What to know about CBN’s MPC and monetary policy

The Central Bank of Nigeria (CBN), last Tuesday, announced a further increase in the benchmark interest rate, known as the Monetary Policy Rate, to 16.5 percent, the fourth straight hike this year.

The announcement came after a two-day meeting of the Monetary Policy Committee (MPC), chaired by Godwin Emefiele, governor of the CBN, in Abuja.

What is MPC?

MPC is a committee of the central bank established under CBN Decree 1999 (Amendment) and CBN Act of 2007 (Amended) to facilitate the attainment of price stability and to support the economic policy of the Federal Government, according to the apex bank.

What is monetary policy?

This is any policy measure designed by the government or central bank to control the cost, availability and supply of credit.

It means using central bank policies/measures to manage the quantity of money, interest rate, inflation rate, and exchange rate to make the economy benefit everyone in the areas of job creation and economic growth, said Ayodele Akinwunmi, relationship manager, corporate banking at FSDH Merchant Bank Limited.

The composition of the MPC

The MPC consists of the governor of the central bank, who doubles as the chairman of the committee; the four deputy governors of the bank; the two members of the board of directors of the bank; three members appointed by the President; and two members appointed by the CBN governor.

Responsibilities of the MPC

The MPC has the responsibility within the bank for formulating monetary and credit policy. The appointment of a member of the MPC pursuant to sub-section 2 (d) and (e) of this section (the CBN Act), the remuneration, filling of temporary vacancies, qualification, tenure of office and disqualification shall be subject to the same terms as are stipulated for a director under sections 10 and 11 of the Act.
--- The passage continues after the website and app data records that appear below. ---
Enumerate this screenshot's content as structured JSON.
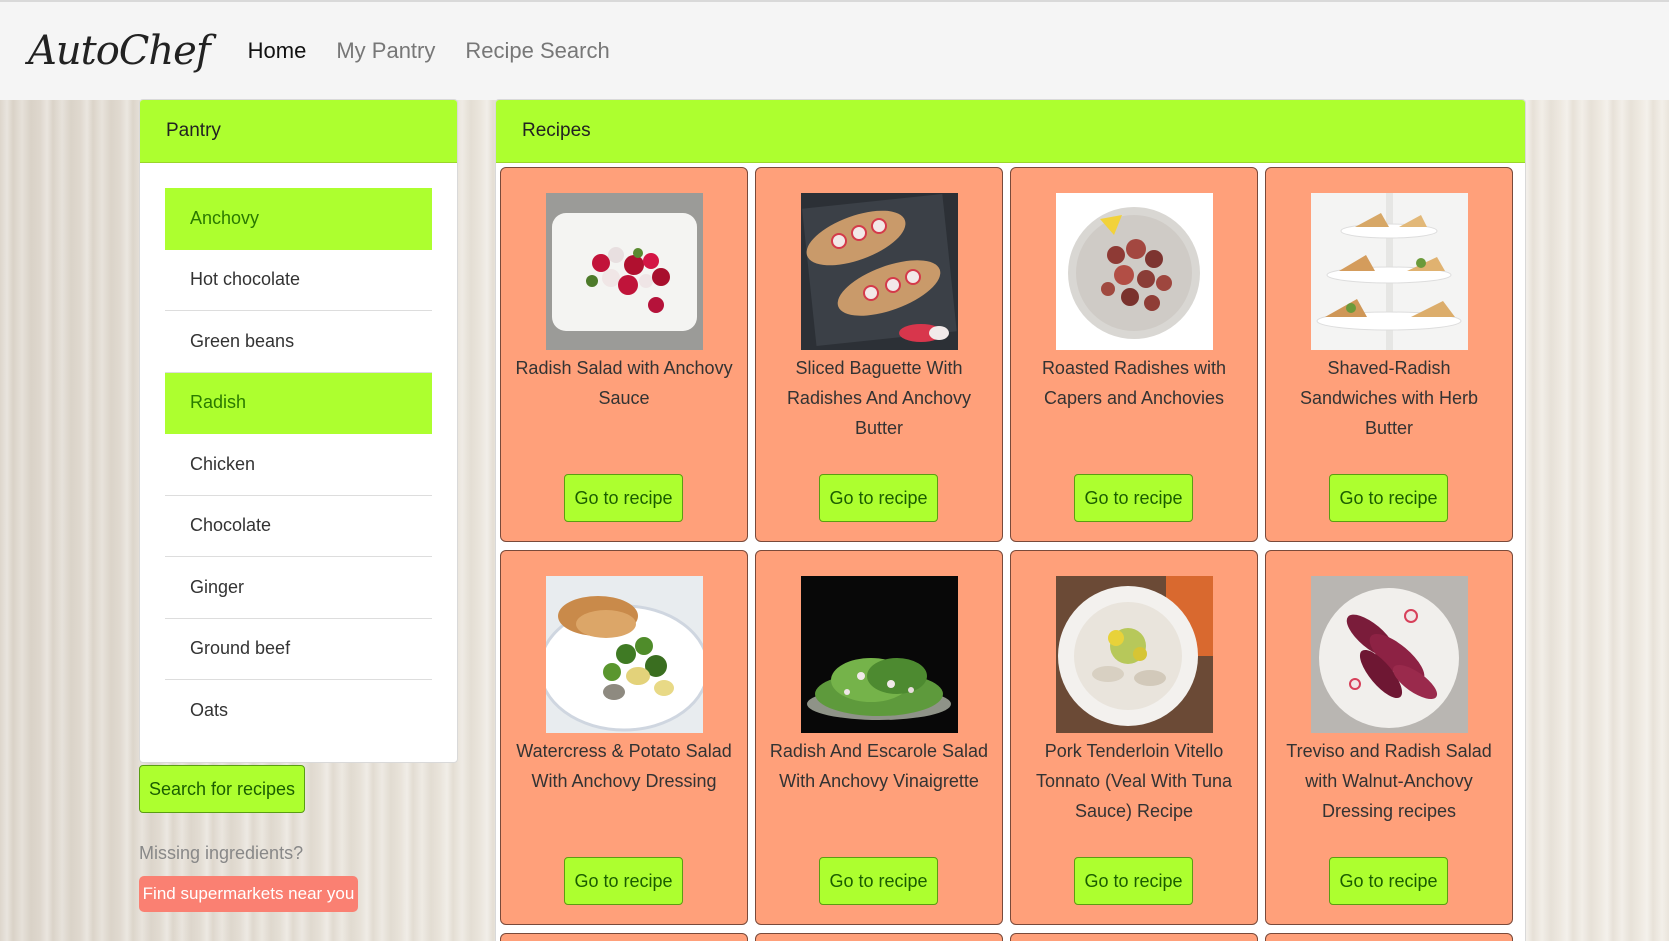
{
  "brand": "AutoChef",
  "nav": {
    "home": "Home",
    "pantry": "My Pantry",
    "search": "Recipe Search"
  },
  "pantry": {
    "title": "Pantry",
    "items": [
      {
        "label": "Anchovy",
        "selected": true
      },
      {
        "label": "Hot chocolate",
        "selected": false
      },
      {
        "label": "Green beans",
        "selected": false
      },
      {
        "label": "Radish",
        "selected": true
      },
      {
        "label": "Chicken",
        "selected": false
      },
      {
        "label": "Chocolate",
        "selected": false
      },
      {
        "label": "Ginger",
        "selected": false
      },
      {
        "label": "Ground beef",
        "selected": false
      },
      {
        "label": "Oats",
        "selected": false
      }
    ],
    "search_button": "Search for recipes",
    "missing_text": "Missing ingredients?",
    "find_button": "Find supermarkets near you"
  },
  "recipes": {
    "title": "Recipes",
    "go_label": "Go to recipe",
    "cards": [
      {
        "title": "Radish Salad with Anchovy Sauce",
        "image": "radish-salad-photo"
      },
      {
        "title": "Sliced Baguette With Radishes And Anchovy Butter",
        "image": "baguette-photo"
      },
      {
        "title": "Roasted Radishes with Capers and Anchovies",
        "image": "roasted-radishes-photo"
      },
      {
        "title": "Shaved-Radish Sandwiches with Herb Butter",
        "image": "sandwiches-photo"
      },
      {
        "title": "Watercress & Potato Salad With Anchovy Dressing",
        "image": "watercress-salad-photo"
      },
      {
        "title": "Radish And Escarole Salad With Anchovy Vinaigrette",
        "image": "escarole-salad-photo"
      },
      {
        "title": "Pork Tenderloin Vitello Tonnato (Veal With Tuna Sauce) Recipe",
        "image": "vitello-tonnato-photo"
      },
      {
        "title": "Treviso and Radish Salad with Walnut-Anchovy Dressing recipes",
        "image": "treviso-salad-photo"
      }
    ]
  },
  "colors": {
    "accent": "#adff2f",
    "card": "#ffa07a",
    "danger": "#fa8072"
  }
}
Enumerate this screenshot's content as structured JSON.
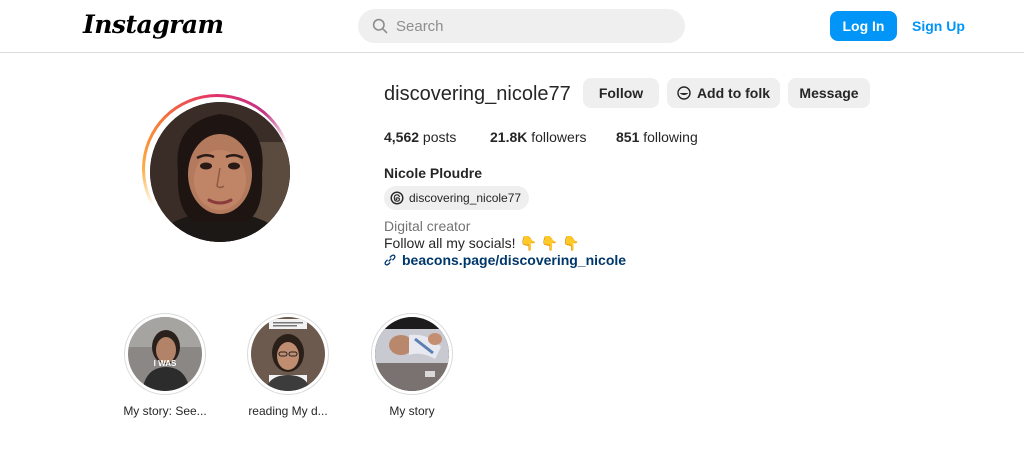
{
  "header": {
    "logo": "Instagram",
    "search_placeholder": "Search",
    "login_label": "Log In",
    "signup_label": "Sign Up",
    "accent_color": "#0095f6"
  },
  "profile": {
    "username": "discovering_nicole77",
    "buttons": {
      "follow": "Follow",
      "add_to_folk": "Add to folk",
      "message": "Message"
    },
    "stats": {
      "posts_count": "4,562",
      "posts_label": " posts",
      "followers_count": "21.8K",
      "followers_label": " followers",
      "following_count": "851",
      "following_label": " following"
    },
    "full_name": "Nicole Ploudre",
    "threads_handle": "discovering_nicole77",
    "category": "Digital creator",
    "bio": "Follow all my socials!",
    "bio_emoji": "👇 👇 👇",
    "link": "beacons.page/discovering_nicole"
  },
  "highlights": [
    {
      "label": "My story: See...",
      "overlay_text": "I WAS"
    },
    {
      "label": "reading My d..."
    },
    {
      "label": "My story"
    }
  ]
}
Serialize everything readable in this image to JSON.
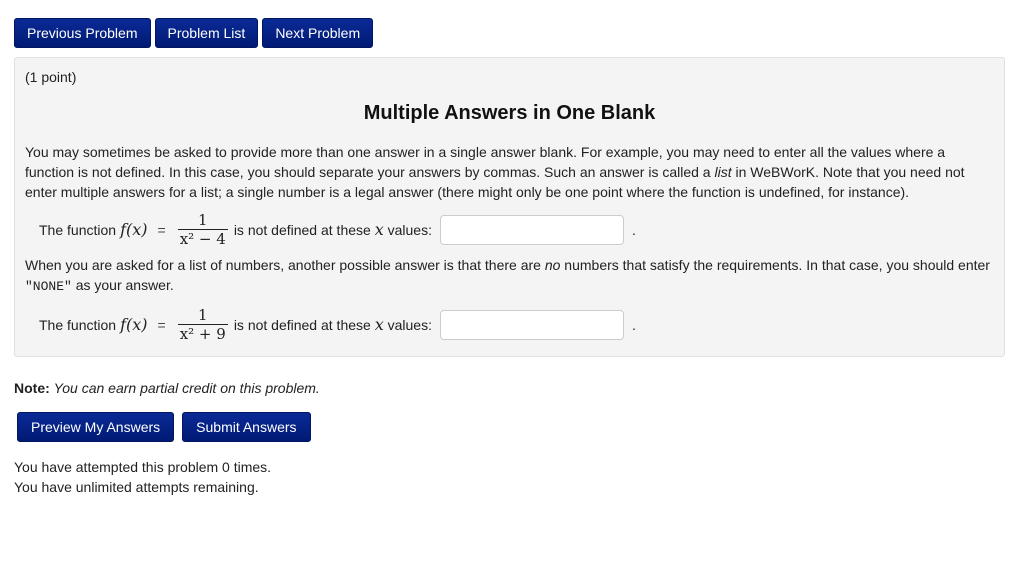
{
  "nav": {
    "previous": "Previous Problem",
    "list": "Problem List",
    "next": "Next Problem"
  },
  "problem": {
    "points": "(1 point)",
    "title": "Multiple Answers in One Blank",
    "para1": {
      "a": "You may sometimes be asked to provide more than one answer in a single answer blank. For example, you may need to enter all the values where a function is not defined. In this case, you should separate your answers by commas. Such an answer is called a ",
      "em": "list",
      "b": " in WeBWorK. Note that you need not enter multiple answers for a list; a single number is a legal answer (there might only be one point where the function is undefined, for instance)."
    },
    "q1": {
      "prefix": "The function",
      "f": "f(x)",
      "eq": "=",
      "numerator": "1",
      "denominator": "x² − 4",
      "middle": "is not defined at these",
      "var": "x",
      "suffix": "values:",
      "answer_value": "",
      "end": "."
    },
    "para2": {
      "a": "When you are asked for a list of numbers, another possible answer is that there are ",
      "em": "no",
      "b": " numbers that satisfy the requirements. In that case, you should enter ",
      "code": "\"NONE\"",
      "c": " as your answer."
    },
    "q2": {
      "prefix": "The function",
      "f": "f(x)",
      "eq": "=",
      "numerator": "1",
      "denominator": "x² + 9",
      "middle": "is not defined at these",
      "var": "x",
      "suffix": "values:",
      "answer_value": "",
      "end": "."
    }
  },
  "note": {
    "label": "Note:",
    "text": "You can earn partial credit on this problem."
  },
  "actions": {
    "preview": "Preview My Answers",
    "submit": "Submit Answers"
  },
  "status": {
    "attempts": "You have attempted this problem 0 times.",
    "remaining": "You have unlimited attempts remaining."
  },
  "colors": {
    "button": "#04207f",
    "panel": "#f4f4f4"
  }
}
The provisions of the Second Schedule to the Act shall have effect with respect to the proceedings of the MPC, according to the CBN.

In pursuance of its functions in compliance with its core mandate, the CBN undertakes monetary policy in order to maintain Nigeria’s external reserves to safeguard the international value of the legal currency, promote and maintain monetary stability and a sound and efficient financial system in Nigeria, act as banker and financial adviser to the Federal Government, and act as lender of last resort to banks.

The MPC meets bi-monthly, except otherwise, in the event of an emergency.

Read also: Weak naira, inflation weigh on rate decision as MPC meets

What does the CBN’s interest rate hike mean for Nigerians?

“It translates into higher prices for the common man as the cost of borrowings will impact the cost of production. This will also impact negatively on the standard of living,” Ayodeji Ebo, managing director/CBO, Optimus by Afrinvest, said.

What are the goals of monetary policy?

The ultimate goals of monetary policy are basically to control inflation, maintain a healthy balance of payment position in order to safeguard the external value of the national currency and promote adequate and sustainable level of economic growth and development. These goals are achieved by controlling the money supply in order to enhance price stability (low and stable inflation) and economic growth.

A successful monetary policy is a function of certain fundamental imperatives. Among others, relevant legal and regulatory framework, deep and broad financial market, good understanding of monetary transmission lag, and availability of timely and accurate data and information for the monetary authorities are crucial for successful monetary policy.

To major phases in the conduct of monetary policy in Nigeria

The two major phases are the period before the introduction of the Structural Adjustment Programme (SAP) in 1986, and the period since the introduction of SAP. In the first period, the CBN’s monetary policy framework placed emphasis on direct monetary policy control, while in the second period it relied, and is still relying, on an indirect approach anchored on the use of market instruments in monetary management.

Can the Federal Government frustrate the CBN from pursuing its monetary policy?

Yes, when the federal government exceeds its revenue, the CBN finance government deficit through ways and means advances subject (in some cases) to the limits set existing regulations, which are sometimes disregarded by the Federal Government. The direct consequence of the central bank’s financing of deficits is distortions or surges in the monetary base, leading to adverse effects on domestic prices and exchange rates i.e. macroeconomic instability because of excess liquidity that has been injected into the economy.